WHAT IS NEEDED: Every line below must be reproduced exactly; no pictures are to be included.

DATA FOR PROCESSING:
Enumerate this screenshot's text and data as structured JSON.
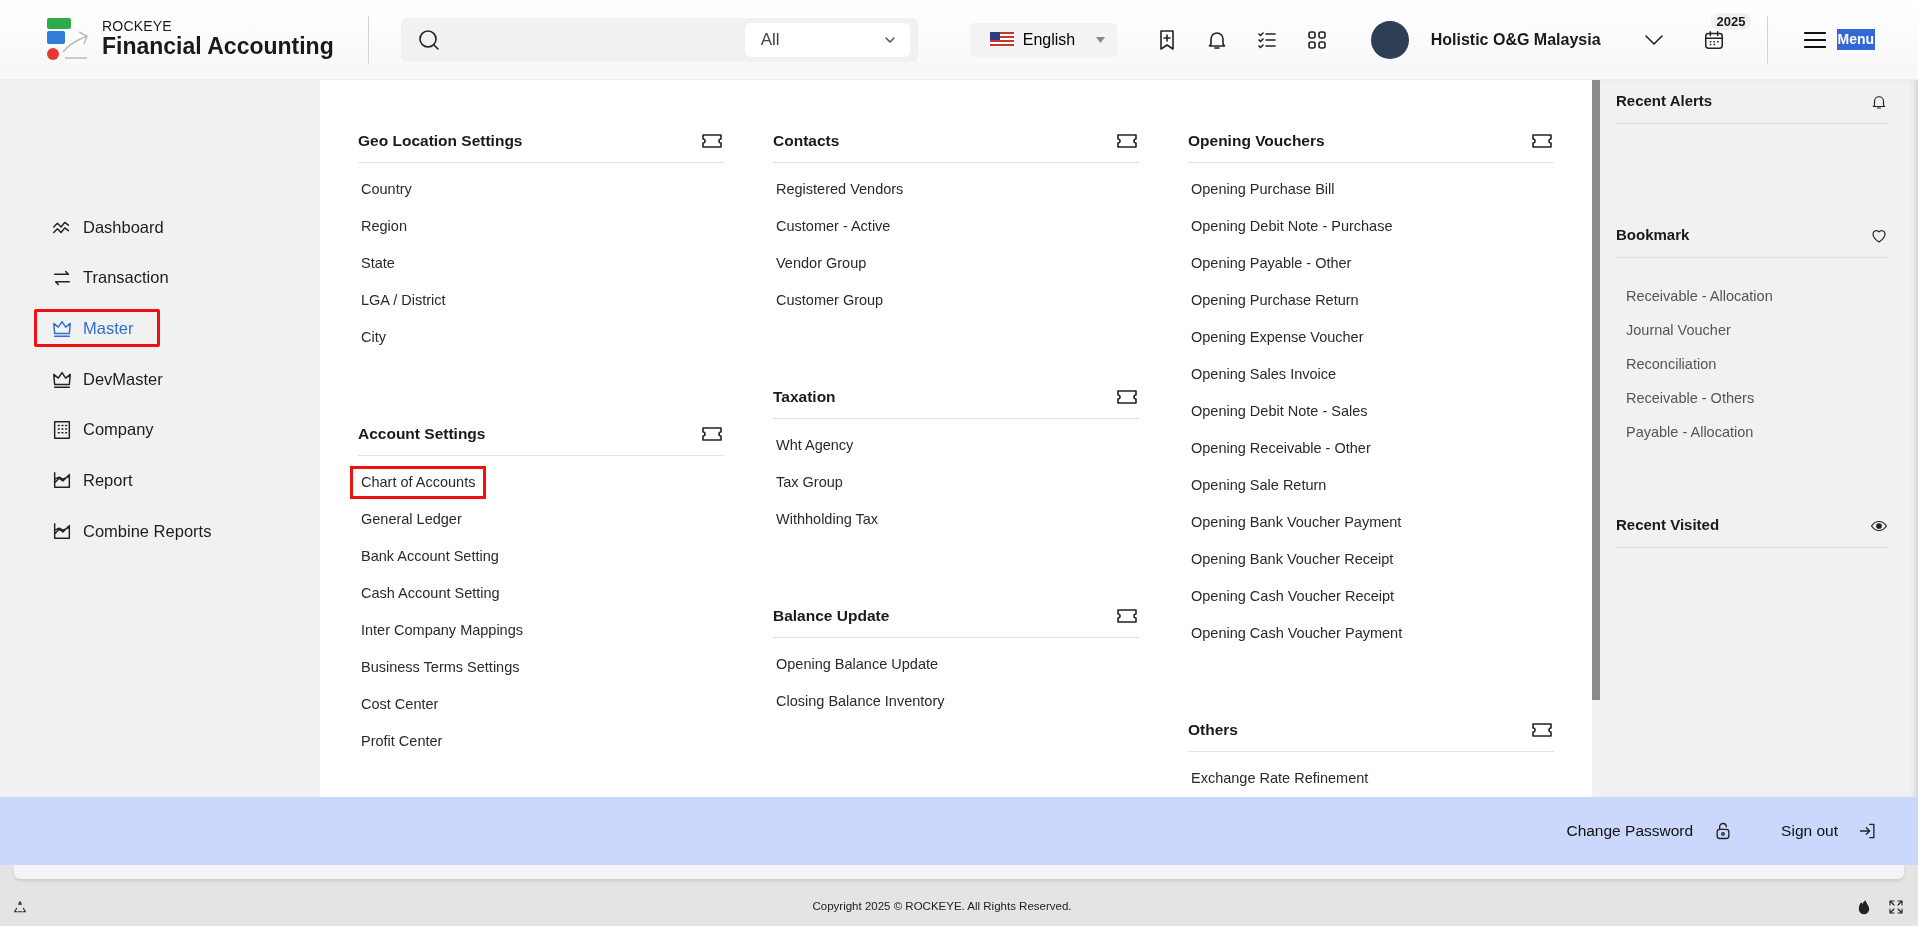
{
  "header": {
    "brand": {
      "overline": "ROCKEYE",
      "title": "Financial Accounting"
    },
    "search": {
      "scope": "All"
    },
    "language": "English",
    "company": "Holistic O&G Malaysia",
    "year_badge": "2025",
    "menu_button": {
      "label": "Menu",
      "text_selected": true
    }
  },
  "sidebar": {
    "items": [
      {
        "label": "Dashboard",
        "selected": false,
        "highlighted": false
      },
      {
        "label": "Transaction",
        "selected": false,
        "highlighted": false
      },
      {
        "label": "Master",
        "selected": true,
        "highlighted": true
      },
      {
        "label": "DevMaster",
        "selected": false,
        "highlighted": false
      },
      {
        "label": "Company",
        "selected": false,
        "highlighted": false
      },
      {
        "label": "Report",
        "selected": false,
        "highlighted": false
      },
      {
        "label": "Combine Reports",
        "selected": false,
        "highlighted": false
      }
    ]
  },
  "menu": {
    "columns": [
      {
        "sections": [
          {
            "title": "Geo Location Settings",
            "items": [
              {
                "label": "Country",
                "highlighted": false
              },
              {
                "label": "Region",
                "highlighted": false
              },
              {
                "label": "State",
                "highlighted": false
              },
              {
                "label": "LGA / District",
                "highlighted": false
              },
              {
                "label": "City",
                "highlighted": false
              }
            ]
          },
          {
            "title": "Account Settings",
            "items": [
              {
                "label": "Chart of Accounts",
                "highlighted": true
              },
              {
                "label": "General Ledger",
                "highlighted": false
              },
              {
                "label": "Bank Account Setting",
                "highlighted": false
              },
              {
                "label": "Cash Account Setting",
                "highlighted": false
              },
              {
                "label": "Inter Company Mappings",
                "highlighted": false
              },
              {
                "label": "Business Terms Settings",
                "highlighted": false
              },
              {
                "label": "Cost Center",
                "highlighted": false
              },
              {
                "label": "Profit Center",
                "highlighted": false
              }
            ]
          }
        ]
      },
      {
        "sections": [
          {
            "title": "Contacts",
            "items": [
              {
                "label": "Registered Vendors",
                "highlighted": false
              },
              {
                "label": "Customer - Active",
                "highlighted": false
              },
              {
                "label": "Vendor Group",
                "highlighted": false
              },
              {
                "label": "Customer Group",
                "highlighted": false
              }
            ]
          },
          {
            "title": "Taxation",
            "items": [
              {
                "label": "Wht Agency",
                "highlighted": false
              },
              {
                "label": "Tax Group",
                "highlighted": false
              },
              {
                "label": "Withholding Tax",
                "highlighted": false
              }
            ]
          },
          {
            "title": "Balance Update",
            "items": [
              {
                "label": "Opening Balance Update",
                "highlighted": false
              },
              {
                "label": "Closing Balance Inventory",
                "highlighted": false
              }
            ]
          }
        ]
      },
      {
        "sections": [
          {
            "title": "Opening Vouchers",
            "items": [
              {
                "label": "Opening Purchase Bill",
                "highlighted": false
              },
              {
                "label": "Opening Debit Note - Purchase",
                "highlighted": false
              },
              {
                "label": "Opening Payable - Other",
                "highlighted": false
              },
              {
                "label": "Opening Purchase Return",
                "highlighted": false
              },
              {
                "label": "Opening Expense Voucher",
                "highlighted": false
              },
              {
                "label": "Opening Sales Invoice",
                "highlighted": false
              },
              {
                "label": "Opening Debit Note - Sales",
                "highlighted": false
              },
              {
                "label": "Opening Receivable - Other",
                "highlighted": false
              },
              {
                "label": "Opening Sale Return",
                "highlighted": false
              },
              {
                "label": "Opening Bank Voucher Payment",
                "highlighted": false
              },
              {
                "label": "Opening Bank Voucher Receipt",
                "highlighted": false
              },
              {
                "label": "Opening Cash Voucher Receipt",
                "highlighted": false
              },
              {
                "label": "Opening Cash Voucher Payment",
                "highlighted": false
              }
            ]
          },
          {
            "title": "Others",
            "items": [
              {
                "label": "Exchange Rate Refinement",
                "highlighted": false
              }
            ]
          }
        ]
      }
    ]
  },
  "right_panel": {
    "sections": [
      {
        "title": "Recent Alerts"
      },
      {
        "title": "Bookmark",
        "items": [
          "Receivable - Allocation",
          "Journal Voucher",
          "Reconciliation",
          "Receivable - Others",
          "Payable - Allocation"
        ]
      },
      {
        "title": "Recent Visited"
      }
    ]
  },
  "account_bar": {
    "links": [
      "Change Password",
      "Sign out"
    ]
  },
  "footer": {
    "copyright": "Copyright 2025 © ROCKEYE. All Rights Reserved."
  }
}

COMPLETED EXERCISE:
Enumerate this screenshot's text and data as structured JSON.
{
  "header": {
    "brand": {
      "overline": "ROCKEYE",
      "title": "Financial Accounting"
    },
    "search": {
      "scope": "All"
    },
    "language": "English",
    "company": "Holistic O&G Malaysia",
    "year_badge": "2025",
    "menu_button": {
      "label": "Menu",
      "text_selected": true
    }
  },
  "sidebar": {
    "items": [
      {
        "label": "Dashboard",
        "selected": false,
        "highlighted": false
      },
      {
        "label": "Transaction",
        "selected": false,
        "highlighted": false
      },
      {
        "label": "Master",
        "selected": true,
        "highlighted": true
      },
      {
        "label": "DevMaster",
        "selected": false,
        "highlighted": false
      },
      {
        "label": "Company",
        "selected": false,
        "highlighted": false
      },
      {
        "label": "Report",
        "selected": false,
        "highlighted": false
      },
      {
        "label": "Combine Reports",
        "selected": false,
        "highlighted": false
      }
    ]
  },
  "menu": {
    "columns": [
      {
        "sections": [
          {
            "title": "Geo Location Settings",
            "items": [
              {
                "label": "Country",
                "highlighted": false
              },
              {
                "label": "Region",
                "highlighted": false
              },
              {
                "label": "State",
                "highlighted": false
              },
              {
                "label": "LGA / District",
                "highlighted": false
              },
              {
                "label": "City",
                "highlighted": false
              }
            ]
          },
          {
            "title": "Account Settings",
            "items": [
              {
                "label": "Chart of Accounts",
                "highlighted": true
              },
              {
                "label": "General Ledger",
                "highlighted": false
              },
              {
                "label": "Bank Account Setting",
                "highlighted": false
              },
              {
                "label": "Cash Account Setting",
                "highlighted": false
              },
              {
                "label": "Inter Company Mappings",
                "highlighted": false
              },
              {
                "label": "Business Terms Settings",
                "highlighted": false
              },
              {
                "label": "Cost Center",
                "highlighted": false
              },
              {
                "label": "Profit Center",
                "highlighted": false
              }
            ]
          }
        ]
      },
      {
        "sections": [
          {
            "title": "Contacts",
            "items": [
              {
                "label": "Registered Vendors",
                "highlighted": false
              },
              {
                "label": "Customer - Active",
                "highlighted": false
              },
              {
                "label": "Vendor Group",
                "highlighted": false
              },
              {
                "label": "Customer Group",
                "highlighted": false
              }
            ]
          },
          {
            "title": "Taxation",
            "items": [
              {
                "label": "Wht Agency",
                "highlighted": false
              },
              {
                "label": "Tax Group",
                "highlighted": false
              },
              {
                "label": "Withholding Tax",
                "highlighted": false
              }
            ]
          },
          {
            "title": "Balance Update",
            "items": [
              {
                "label": "Opening Balance Update",
                "highlighted": false
              },
              {
                "label": "Closing Balance Inventory",
                "highlighted": false
              }
            ]
          }
        ]
      },
      {
        "sections": [
          {
            "title": "Opening Vouchers",
            "items": [
              {
                "label": "Opening Purchase Bill",
                "highlighted": false
              },
              {
                "label": "Opening Debit Note - Purchase",
                "highlighted": false
              },
              {
                "label": "Opening Payable - Other",
                "highlighted": false
              },
              {
                "label": "Opening Purchase Return",
                "highlighted": false
              },
              {
                "label": "Opening Expense Voucher",
                "highlighted": false
              },
              {
                "label": "Opening Sales Invoice",
                "highlighted": false
              },
              {
                "label": "Opening Debit Note - Sales",
                "highlighted": false
              },
              {
                "label": "Opening Receivable - Other",
                "highlighted": false
              },
              {
                "label": "Opening Sale Return",
                "highlighted": false
              },
              {
                "label": "Opening Bank Voucher Payment",
                "highlighted": false
              },
              {
                "label": "Opening Bank Voucher Receipt",
                "highlighted": false
              },
              {
                "label": "Opening Cash Voucher Receipt",
                "highlighted": false
              },
              {
                "label": "Opening Cash Voucher Payment",
                "highlighted": false
              }
            ]
          },
          {
            "title": "Others",
            "items": [
              {
                "label": "Exchange Rate Refinement",
                "highlighted": false
              }
            ]
          }
        ]
      }
    ]
  },
  "right_panel": {
    "sections": [
      {
        "title": "Recent Alerts"
      },
      {
        "title": "Bookmark",
        "items": [
          "Receivable - Allocation",
          "Journal Voucher",
          "Reconciliation",
          "Receivable - Others",
          "Payable - Allocation"
        ]
      },
      {
        "title": "Recent Visited"
      }
    ]
  },
  "account_bar": {
    "links": [
      "Change Password",
      "Sign out"
    ]
  },
  "footer": {
    "copyright": "Copyright 2025 © ROCKEYE. All Rights Reserved."
  }
}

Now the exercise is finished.